Elevating safety to ultimate importance means taking no risks… venturing into no new territories… initiating no new relationships. It means withdrawing. It means committing yourself to looking suspiciously upon anyone or anything that approaches you. It means putting all of your energy into defending THE WAY THINGS ARE and fighting off the encroachment of THE WAY THINGS MIGHT BE.

Because let’s face it: there is nothing any of us can do to absolutely ensure our personal safety. You might have been unlucky enough, for example, to have been walking down a North End Boston city street in 1919 at the exact moment of the Great Boston Molasses Flood. Caused by the bursting of a large molasses storage tank, the Great Flood killed 21 people and injured another 150. (Source: Wikipedia. That is the picture at the top of this blog post). It is safe to say that none of the victims imagined “death by molasses” for themselves, that day or any day.

Worshiping safety also means you would have to turn in your “Person of Faith” card. This is because we rely on our own devices and not God to provide our security. We imagine that a higher wall, a bigger gun, a deadlier bomb, a more powerful X-Ray, or a better set of laws will give us the safety we seek. Proverbs 29:25 helpfully reminds us, “The fear of others lays a snare, but one who trusts in the Lord is secure.” (Proverbs 29:25, NRSV).

The truth is: SAFETY comes from God and God alone.
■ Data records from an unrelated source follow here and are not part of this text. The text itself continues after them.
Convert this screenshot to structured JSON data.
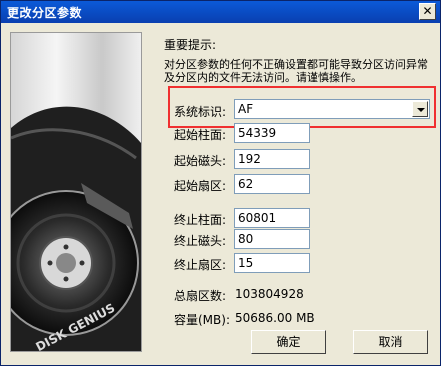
{
  "window": {
    "title": "更改分区参数",
    "close_glyph": "✕"
  },
  "hint": {
    "title": "重要提示:",
    "text": "对分区参数的任何不正确设置都可能导致分区访问异常及分区内的文件无法访问。请谨慎操作。"
  },
  "branding": {
    "art_text": "DISK GENIUS"
  },
  "fields": {
    "system_id": {
      "label": "系统标识:",
      "value": "AF"
    },
    "start_cylinder": {
      "label": "起始柱面:",
      "value": "54339"
    },
    "start_head": {
      "label": "起始磁头:",
      "value": "192"
    },
    "start_sector": {
      "label": "起始扇区:",
      "value": "62"
    },
    "end_cylinder": {
      "label": "终止柱面:",
      "value": "60801"
    },
    "end_head": {
      "label": "终止磁头:",
      "value": "80"
    },
    "end_sector": {
      "label": "终止扇区:",
      "value": "15"
    }
  },
  "summary": {
    "total_sectors_label": "总扇区数:",
    "total_sectors_value": "103804928",
    "capacity_label": "容量(MB):",
    "capacity_value": "50686.00 MB"
  },
  "buttons": {
    "ok": "确定",
    "cancel": "取消"
  },
  "colors": {
    "title_bar": "#0a3fb0",
    "highlight_border": "#f03030",
    "dialog_bg": "#ece9d8"
  }
}
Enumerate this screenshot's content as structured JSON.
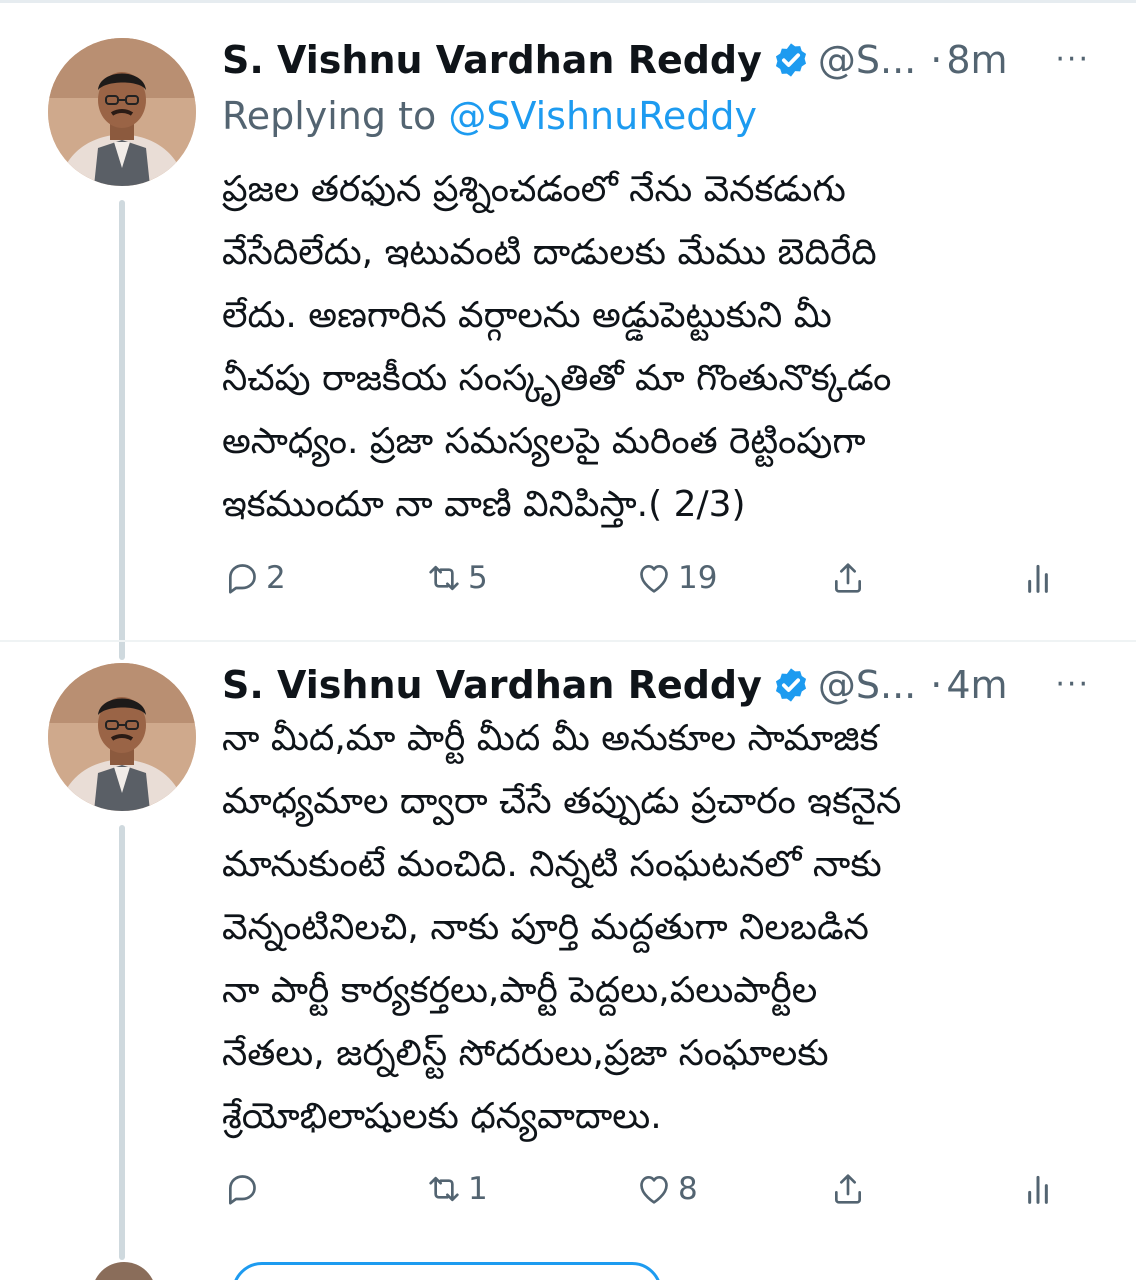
{
  "colors": {
    "accent": "#1d9bf0",
    "secondary_text": "#536471",
    "primary_text": "#0f1419",
    "thread_line": "#cfd9de"
  },
  "tweets": [
    {
      "author_name": "S. Vishnu Vardhan Reddy",
      "verified_icon": "verified-badge-icon",
      "handle": "@S...",
      "dot": "·",
      "time": "8m",
      "more": "···",
      "replying_prefix": "Replying to",
      "replying_to": "@SVishnuReddy",
      "lines": [
        "ప్రజల తరఫున ప్రశ్నించడంలో నేను వెనకడుగు",
        "వేసేదిలేదు, ఇటువంటి దాడులకు మేము బెదిరేది",
        "లేదు. అణగారిన వర్గాలను అడ్డుపెట్టుకుని మీ",
        "నీచపు రాజకీయ సంస్కృతితో మా గొంతునొక్కడం",
        "అసాధ్యం. ప్రజా సమస్యలపై మరింత రెట్టింపుగా",
        "ఇకముందూ నా వాణి వినిపిస్తా.( 2/3)"
      ],
      "actions": {
        "reply_count": "2",
        "retweet_count": "5",
        "like_count": "19"
      }
    },
    {
      "author_name": "S. Vishnu Vardhan Reddy",
      "verified_icon": "verified-badge-icon",
      "handle": "@S...",
      "dot": "·",
      "time": "4m",
      "more": "···",
      "lines": [
        "నా మీద,మా పార్టీ మీద మీ అనుకూల సామాజిక",
        "మాధ్యమాల ద్వారా చేసే తప్పుడు ప్రచారం ఇకనైన",
        "మానుకుంటే మంచిది. నిన్నటి సంఘటనలో నాకు",
        "వెన్నంటినిలచి, నాకు పూర్తి మద్దతుగా నిలబడిన",
        "నా పార్టీ కార్యకర్తలు,పార్టీ పెద్దలు,పలుపార్టీల",
        "నేతలు, జర్నలిస్ట్ సోదరులు,ప్రజా సంఘాలకు",
        "శ్రేయోభిలాషులకు ధన్యవాదాలు."
      ],
      "actions": {
        "reply_count": "",
        "retweet_count": "1",
        "like_count": "8"
      }
    }
  ]
}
In his life and preaching SAFETY seemed to exist – if it existed at all – at the very bottom of Jesus’ priority list. Time and time again we see him endangering his personal safety by violating Sabbath laws, eating with the wrong people, pronouncing forgiveness to sinners (“Who is this that thinks he can forgive?”), touching lepers, walking on water, and defying political and religious authority.
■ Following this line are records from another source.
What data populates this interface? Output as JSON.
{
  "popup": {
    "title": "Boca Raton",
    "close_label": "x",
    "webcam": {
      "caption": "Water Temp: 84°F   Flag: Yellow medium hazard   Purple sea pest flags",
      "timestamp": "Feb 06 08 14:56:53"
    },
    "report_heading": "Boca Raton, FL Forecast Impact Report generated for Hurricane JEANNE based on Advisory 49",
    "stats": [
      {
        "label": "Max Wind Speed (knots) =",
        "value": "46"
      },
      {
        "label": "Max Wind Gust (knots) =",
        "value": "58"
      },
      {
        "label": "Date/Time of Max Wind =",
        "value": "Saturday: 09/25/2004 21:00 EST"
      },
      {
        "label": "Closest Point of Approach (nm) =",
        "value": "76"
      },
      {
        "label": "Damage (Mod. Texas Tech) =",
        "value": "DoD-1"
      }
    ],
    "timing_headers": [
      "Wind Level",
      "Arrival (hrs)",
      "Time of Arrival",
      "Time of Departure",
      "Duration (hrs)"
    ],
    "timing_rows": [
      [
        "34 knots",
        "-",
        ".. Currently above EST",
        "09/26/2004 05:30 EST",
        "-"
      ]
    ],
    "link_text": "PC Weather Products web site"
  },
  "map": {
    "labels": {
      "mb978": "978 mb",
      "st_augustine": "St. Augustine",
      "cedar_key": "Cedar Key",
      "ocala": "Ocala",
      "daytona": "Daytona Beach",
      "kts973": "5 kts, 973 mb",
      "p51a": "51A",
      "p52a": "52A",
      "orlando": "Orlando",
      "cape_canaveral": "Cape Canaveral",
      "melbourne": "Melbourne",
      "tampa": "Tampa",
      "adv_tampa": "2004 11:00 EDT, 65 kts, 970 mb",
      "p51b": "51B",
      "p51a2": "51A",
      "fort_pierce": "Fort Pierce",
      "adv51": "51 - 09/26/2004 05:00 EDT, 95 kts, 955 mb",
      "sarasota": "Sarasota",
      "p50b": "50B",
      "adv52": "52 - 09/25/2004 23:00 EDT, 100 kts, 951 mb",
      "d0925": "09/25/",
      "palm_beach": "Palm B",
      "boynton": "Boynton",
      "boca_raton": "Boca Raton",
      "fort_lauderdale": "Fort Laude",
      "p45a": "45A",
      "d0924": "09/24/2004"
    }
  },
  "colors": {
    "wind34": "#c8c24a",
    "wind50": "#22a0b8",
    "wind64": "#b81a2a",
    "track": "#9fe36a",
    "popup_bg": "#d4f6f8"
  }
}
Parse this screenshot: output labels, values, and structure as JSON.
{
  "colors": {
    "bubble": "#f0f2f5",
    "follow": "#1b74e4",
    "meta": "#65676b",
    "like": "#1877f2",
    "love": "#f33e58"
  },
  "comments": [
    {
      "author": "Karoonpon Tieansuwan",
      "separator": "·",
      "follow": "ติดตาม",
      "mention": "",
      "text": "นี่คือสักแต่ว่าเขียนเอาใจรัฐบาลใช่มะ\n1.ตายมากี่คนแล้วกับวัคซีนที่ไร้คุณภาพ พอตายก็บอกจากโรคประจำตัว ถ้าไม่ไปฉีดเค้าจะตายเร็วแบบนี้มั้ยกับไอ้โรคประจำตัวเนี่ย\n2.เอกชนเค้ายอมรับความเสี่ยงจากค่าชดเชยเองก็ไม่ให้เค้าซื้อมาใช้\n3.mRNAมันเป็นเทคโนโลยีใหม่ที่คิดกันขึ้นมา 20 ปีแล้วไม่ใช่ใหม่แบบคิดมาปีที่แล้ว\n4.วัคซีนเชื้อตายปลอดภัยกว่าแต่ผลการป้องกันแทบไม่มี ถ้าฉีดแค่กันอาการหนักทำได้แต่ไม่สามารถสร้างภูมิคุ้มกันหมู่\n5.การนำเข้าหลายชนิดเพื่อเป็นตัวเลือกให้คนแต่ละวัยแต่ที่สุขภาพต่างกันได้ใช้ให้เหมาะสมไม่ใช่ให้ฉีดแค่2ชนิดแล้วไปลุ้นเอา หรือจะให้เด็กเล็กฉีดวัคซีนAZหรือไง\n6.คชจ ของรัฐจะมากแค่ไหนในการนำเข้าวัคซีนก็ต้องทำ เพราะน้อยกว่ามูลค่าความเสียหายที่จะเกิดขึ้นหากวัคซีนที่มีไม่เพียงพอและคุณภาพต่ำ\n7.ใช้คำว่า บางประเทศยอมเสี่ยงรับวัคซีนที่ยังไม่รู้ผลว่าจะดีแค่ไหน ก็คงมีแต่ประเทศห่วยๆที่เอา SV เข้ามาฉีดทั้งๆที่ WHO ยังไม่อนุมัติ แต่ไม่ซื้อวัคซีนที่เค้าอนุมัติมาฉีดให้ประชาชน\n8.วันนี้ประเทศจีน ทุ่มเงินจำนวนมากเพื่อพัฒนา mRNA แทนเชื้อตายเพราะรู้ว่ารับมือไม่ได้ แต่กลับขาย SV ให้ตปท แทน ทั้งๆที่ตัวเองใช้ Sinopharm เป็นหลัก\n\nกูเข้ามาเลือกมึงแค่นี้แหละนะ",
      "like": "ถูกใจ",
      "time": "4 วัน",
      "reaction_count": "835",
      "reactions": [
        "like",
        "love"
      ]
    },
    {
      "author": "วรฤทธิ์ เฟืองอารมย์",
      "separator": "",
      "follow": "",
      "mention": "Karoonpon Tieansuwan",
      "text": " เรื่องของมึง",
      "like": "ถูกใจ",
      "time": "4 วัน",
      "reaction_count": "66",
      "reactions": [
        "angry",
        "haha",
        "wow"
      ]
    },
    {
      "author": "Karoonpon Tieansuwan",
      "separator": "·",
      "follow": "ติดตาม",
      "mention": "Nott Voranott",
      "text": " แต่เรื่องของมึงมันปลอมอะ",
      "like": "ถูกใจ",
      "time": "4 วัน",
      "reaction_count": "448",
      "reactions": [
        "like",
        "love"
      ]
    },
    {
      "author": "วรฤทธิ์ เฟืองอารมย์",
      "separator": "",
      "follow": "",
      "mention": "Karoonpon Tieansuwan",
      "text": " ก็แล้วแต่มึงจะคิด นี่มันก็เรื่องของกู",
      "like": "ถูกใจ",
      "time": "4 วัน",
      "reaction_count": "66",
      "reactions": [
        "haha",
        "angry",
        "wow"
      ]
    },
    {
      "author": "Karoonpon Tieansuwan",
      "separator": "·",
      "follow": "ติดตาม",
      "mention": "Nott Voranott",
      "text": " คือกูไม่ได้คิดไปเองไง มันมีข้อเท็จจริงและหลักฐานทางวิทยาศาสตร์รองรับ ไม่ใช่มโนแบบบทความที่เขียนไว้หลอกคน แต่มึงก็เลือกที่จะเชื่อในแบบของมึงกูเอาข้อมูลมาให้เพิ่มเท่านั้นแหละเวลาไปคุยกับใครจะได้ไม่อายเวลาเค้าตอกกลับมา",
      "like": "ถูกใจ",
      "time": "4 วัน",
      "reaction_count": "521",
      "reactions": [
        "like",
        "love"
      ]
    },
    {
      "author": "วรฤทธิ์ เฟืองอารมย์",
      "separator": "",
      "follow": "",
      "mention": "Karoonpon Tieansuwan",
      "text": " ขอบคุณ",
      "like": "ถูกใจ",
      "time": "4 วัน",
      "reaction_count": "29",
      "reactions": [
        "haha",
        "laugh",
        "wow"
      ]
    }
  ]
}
And as we watch Jesus work, we know his courage doesn’t come from the heart of a daredevil; it comes from an unshakable faith in the God who created him and sent him into the world on his mission of mercy. Jesus summed up his own views on security pretty well when he said, “Those who try to make their life secure will lose it, but those who lose their life will keep it.” (Luke 17:33, NRSV).

Safety and security are important. But pursuing these as the ultimate value of life is not only unfaithful to God’s word… it is downright dangerous to the world. As Jesus said to his disciples in his farewell message in John: “I have said this to you, so that in me you may have peace. In the world you face persecution. But take courage; I have conquered the world!” (John 16:33, NRSV).

AMEN.




Enter your email address to follow this blog and receive notifications of new posts by email.